With Samsung, BlackBerry, Lenovo and Acer among the electronics brands planning to take on Apple's iPad in the tablet market in the latter half of the year, experts are predicting a marketing war in the sector.
Products mooted for launch are Samsung's Galaxy Tab, BlackBerry's BlackPad and LePad from Lenovo. The imminent arrival of rival products has prompted Francisco Jeronimo, research manager for European consumer wireless and mobile communications at IDC, to predict that tablets will be the 'big hit of Christmas 2010'.
Apple sold more than 3m iPads in the three months after launch, proving that early adopters would, indeed, be eager to snap them up. However, rivals planning to enter the market will do so without the 'first mover' advantage.
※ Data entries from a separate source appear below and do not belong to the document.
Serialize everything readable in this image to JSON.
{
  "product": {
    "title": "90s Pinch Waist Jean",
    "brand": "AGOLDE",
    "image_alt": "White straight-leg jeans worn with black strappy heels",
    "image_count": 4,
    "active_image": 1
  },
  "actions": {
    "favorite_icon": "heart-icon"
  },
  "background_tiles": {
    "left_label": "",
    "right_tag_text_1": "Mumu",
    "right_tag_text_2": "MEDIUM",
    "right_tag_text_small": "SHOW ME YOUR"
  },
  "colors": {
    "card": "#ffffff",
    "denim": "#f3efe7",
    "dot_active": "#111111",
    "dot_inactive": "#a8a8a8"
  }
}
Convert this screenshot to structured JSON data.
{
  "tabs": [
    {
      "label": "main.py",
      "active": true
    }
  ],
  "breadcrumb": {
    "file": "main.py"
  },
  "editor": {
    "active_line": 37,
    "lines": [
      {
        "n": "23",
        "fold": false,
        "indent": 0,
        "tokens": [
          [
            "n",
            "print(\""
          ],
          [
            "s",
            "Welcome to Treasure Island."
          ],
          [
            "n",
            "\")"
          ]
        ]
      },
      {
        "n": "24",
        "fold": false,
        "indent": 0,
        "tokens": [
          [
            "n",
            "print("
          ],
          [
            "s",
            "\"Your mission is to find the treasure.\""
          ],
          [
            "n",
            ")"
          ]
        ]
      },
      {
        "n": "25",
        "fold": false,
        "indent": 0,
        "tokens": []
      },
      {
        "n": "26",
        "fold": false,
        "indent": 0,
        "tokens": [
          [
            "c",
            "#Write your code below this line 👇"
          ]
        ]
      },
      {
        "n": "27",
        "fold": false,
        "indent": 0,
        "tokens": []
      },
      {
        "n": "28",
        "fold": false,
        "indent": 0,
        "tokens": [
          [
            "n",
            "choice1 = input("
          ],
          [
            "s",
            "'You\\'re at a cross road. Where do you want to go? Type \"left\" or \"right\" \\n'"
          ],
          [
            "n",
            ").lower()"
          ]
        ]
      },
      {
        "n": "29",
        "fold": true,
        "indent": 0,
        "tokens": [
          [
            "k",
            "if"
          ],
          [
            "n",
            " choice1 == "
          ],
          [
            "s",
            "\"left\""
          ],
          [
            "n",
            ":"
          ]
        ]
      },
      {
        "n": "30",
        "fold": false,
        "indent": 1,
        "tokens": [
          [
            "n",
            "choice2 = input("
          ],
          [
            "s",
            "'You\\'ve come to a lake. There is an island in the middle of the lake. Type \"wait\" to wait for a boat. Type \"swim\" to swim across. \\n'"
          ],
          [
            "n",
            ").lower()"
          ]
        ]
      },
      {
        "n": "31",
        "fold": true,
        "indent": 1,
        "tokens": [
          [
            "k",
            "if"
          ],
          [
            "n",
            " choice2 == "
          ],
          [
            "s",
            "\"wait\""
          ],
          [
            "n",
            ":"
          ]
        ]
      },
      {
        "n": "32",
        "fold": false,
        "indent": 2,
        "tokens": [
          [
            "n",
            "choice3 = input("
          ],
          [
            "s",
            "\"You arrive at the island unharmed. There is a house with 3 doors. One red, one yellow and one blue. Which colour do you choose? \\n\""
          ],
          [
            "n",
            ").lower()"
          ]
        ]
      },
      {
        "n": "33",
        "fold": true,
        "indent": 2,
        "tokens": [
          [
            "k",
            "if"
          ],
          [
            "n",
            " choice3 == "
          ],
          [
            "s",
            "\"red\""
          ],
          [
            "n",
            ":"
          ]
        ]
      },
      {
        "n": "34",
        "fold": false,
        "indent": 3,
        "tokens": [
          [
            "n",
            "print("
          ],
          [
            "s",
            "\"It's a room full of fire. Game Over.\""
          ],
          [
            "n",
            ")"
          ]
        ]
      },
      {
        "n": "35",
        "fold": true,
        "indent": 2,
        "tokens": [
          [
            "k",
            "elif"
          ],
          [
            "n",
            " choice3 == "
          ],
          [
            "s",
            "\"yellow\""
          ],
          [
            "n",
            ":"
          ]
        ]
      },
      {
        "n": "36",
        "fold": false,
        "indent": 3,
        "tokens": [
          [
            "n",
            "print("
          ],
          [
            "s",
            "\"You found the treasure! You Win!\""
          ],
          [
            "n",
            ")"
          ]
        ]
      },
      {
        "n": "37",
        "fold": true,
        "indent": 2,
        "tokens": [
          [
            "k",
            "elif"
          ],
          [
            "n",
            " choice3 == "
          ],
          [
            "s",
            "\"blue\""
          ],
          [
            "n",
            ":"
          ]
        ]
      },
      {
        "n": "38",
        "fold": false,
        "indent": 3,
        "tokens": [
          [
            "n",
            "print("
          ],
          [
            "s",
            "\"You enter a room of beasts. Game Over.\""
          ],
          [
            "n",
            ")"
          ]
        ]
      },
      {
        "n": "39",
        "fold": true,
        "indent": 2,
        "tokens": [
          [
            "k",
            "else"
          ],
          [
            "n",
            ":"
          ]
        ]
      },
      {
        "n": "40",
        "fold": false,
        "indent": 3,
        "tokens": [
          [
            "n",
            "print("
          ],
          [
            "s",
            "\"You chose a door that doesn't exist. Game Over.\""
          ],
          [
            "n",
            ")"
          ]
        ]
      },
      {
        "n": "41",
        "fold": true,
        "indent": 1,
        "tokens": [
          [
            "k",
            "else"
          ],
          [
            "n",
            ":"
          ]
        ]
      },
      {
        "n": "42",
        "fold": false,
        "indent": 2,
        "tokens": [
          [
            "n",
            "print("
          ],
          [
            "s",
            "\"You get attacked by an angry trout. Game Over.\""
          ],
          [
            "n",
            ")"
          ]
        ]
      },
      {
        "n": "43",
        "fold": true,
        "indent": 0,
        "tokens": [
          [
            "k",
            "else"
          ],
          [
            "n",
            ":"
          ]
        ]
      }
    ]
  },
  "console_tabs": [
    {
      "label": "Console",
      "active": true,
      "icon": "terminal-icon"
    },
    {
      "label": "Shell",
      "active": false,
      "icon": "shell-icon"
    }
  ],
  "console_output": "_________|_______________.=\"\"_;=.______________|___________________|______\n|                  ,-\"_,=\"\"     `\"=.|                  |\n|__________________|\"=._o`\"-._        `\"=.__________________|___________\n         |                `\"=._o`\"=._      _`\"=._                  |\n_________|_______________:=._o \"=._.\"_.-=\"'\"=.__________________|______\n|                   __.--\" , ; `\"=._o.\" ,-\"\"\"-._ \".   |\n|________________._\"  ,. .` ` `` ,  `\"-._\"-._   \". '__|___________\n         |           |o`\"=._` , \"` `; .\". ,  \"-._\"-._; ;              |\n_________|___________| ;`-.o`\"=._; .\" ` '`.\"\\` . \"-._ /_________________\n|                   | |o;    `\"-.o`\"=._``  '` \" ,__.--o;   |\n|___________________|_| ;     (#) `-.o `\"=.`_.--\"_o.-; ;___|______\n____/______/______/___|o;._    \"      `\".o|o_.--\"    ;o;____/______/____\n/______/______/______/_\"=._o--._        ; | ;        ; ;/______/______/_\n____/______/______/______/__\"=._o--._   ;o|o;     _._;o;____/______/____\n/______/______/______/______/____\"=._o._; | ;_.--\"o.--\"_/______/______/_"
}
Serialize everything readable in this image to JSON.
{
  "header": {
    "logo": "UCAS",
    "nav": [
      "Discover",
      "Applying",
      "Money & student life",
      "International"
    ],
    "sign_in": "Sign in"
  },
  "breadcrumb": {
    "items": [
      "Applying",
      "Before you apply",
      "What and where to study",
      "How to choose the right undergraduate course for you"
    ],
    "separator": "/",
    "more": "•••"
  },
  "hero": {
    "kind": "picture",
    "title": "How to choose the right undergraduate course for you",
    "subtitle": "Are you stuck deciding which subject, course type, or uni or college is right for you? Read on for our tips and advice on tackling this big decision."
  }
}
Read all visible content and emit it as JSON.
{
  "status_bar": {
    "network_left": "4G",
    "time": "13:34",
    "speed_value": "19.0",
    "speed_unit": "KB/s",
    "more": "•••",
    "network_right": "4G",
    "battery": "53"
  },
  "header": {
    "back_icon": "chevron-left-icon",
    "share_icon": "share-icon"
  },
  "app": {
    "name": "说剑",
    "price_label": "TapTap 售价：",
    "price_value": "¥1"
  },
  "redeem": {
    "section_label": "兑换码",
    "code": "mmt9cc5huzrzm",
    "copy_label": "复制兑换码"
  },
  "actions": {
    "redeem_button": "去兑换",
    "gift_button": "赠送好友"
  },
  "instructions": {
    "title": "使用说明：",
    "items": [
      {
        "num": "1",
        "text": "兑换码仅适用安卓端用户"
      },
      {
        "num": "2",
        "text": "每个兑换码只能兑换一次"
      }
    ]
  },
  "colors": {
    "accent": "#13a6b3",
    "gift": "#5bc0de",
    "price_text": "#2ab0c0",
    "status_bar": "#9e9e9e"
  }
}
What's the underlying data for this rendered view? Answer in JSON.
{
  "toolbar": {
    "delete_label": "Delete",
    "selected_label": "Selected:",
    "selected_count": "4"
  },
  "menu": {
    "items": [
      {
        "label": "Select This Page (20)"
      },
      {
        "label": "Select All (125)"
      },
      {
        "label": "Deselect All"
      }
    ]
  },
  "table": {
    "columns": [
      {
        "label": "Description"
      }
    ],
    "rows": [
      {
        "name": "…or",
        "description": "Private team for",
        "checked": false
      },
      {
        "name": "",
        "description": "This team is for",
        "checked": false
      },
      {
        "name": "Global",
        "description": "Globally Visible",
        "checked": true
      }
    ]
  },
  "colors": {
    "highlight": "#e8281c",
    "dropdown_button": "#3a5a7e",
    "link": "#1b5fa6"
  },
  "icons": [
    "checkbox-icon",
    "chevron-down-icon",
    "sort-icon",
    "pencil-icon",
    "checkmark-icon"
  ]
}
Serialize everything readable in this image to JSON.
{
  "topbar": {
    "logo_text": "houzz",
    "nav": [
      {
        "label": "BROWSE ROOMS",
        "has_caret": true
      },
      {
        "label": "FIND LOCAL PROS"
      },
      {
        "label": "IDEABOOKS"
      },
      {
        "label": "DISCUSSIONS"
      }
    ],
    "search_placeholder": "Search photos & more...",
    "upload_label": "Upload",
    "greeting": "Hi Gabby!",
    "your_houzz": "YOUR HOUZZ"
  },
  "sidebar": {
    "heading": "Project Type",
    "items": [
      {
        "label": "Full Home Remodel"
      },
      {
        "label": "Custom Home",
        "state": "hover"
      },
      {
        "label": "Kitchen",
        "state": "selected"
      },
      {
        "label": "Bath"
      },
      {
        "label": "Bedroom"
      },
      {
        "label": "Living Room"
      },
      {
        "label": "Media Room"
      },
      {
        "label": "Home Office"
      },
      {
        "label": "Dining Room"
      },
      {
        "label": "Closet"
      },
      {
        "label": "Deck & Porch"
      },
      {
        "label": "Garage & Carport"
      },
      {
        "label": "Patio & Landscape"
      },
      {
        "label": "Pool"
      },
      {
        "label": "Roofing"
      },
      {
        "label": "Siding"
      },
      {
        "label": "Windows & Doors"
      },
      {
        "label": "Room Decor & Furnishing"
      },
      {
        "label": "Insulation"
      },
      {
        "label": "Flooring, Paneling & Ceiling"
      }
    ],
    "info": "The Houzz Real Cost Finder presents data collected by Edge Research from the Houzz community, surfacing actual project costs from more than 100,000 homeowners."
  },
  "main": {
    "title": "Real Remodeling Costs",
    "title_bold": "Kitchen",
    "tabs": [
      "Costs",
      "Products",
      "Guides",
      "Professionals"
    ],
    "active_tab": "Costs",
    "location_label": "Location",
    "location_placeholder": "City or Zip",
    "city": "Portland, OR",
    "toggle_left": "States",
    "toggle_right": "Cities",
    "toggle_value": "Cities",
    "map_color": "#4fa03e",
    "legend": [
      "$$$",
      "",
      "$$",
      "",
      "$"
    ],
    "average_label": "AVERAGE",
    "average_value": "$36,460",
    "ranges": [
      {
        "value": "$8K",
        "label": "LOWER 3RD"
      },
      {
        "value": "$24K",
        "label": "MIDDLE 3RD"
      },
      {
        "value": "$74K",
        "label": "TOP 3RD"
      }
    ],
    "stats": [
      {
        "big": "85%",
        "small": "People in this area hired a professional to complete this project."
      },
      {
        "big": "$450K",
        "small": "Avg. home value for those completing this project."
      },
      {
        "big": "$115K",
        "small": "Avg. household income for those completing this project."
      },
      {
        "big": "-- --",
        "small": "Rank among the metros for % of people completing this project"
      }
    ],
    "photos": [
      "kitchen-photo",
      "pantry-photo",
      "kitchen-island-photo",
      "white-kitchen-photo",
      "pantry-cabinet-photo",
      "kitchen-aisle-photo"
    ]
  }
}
The question is, then, how to tackle Apple.
In some respects, marketing directors facing this task must feel that the world is an unfair place. They need considerable savvy and deep pockets to gain brand recognition. For Apple, the mere hint of a product launch sparks enormous press coverage and results in legions of the its fans camping outside its stores to ensure they are among the first to get their hands on the latest gadget. For less sexy brands, things are less straightforward.
One approach is to take a leaf out of Microsoft's book and tackle Apple head on. The technology giant has run a series of high-profile campaigns for its PCs aimed at undermining Apple. Nonetheless it is a high-risk strategy, which has the potential to backfire. Apple did, in fact, respond to the ads with a successful 'Get a Mac' campaign.
Another brand that has attempted to take a bite out of Apple is Samsung, with its Galaxy S touchscreen smartphone. It looks similar to the iPhone 3G but runs on Google's Android platform, which many consider to be superior to iPhone's operating system.
There are plenty of apps available for the Samsung device and it has been positively reviewed. However, perception seems to be key - many consumers looking for a smartphone have to be given a reason for choosing a handset that isn't an iPhone.
So along with a big marketing spend and celebrity-heavy launch strategy, Samsung slipped in a couple of tactical ads taking a pop at the reported reception problems of the iPhone 4.
One read: 'Hello', using the bars indicating mobile reception strength in the place of the letter L. The other carried the line 'Samsung Galaxy S has had a great reception'. Although no mention of the iPhone 4 was made, the target was obvious. The ads weren't used widely, but generated a great deal of buzz for Samsung.
According to Jon Wade, director of digital strategy at direct marketing agency Wunderman, challenger brands looking to take on Apple's iPad will almost certainly follow a similar strategy. 'Apple effectively has two Achilles' heels. In my opinion, its first weakness is its arrogance and its second is the unjustifiable price it charges for its technology,' he says. 'Rivals will almost certainly look to exploit these areas.'
This might work for products consumers are already convinced about - MP3 players and smartphones - but there is a fundamental problem with tablets: many people remain uncertain of their uses.
In that sense, Apple may have done its rivals a favour in coming out with the first significant hit, backed by a heavyweight ad campaign that shows consumers why they should purchase a touch-screen tablet.
According to experts, brands would do best to steer clear of taking a swipe at Apple in favour of investing in educational campaigns that demonstrate the unique benefits of their products. Ian Fogg, principal analyst at research company Forrester, believes it is crucial for companies without the kudos of the Apple brand to explain to consumers exactly why their products are different.
'The tablet category is currently ill-defined, which reinforces the purpose of marketing,' he says. 'Manufacturers are asking consumers to buy an entirely new kind of device, so they have a tremendous amount of marketing education to do.'
To a certain extent it is possible to ride on the wave created by the launch of the iPad. However, sooner or later, rivals will have to demonstrate a USP or risk sinking beneath the surface.
TABLETS: SHAPE OF THINGS TO COME
Apple iPad First to market; all Apple's style
BlackBerry BlackPad* Rumoured to have tethering feature
so will not require phone contract
Dell Streak Fits in your pocket; works as a
Lenovo LePad* Little known other than it uses the
Samsung Galaxy Tab* Could be the first PC tablet on the
* Yet to be officially launched.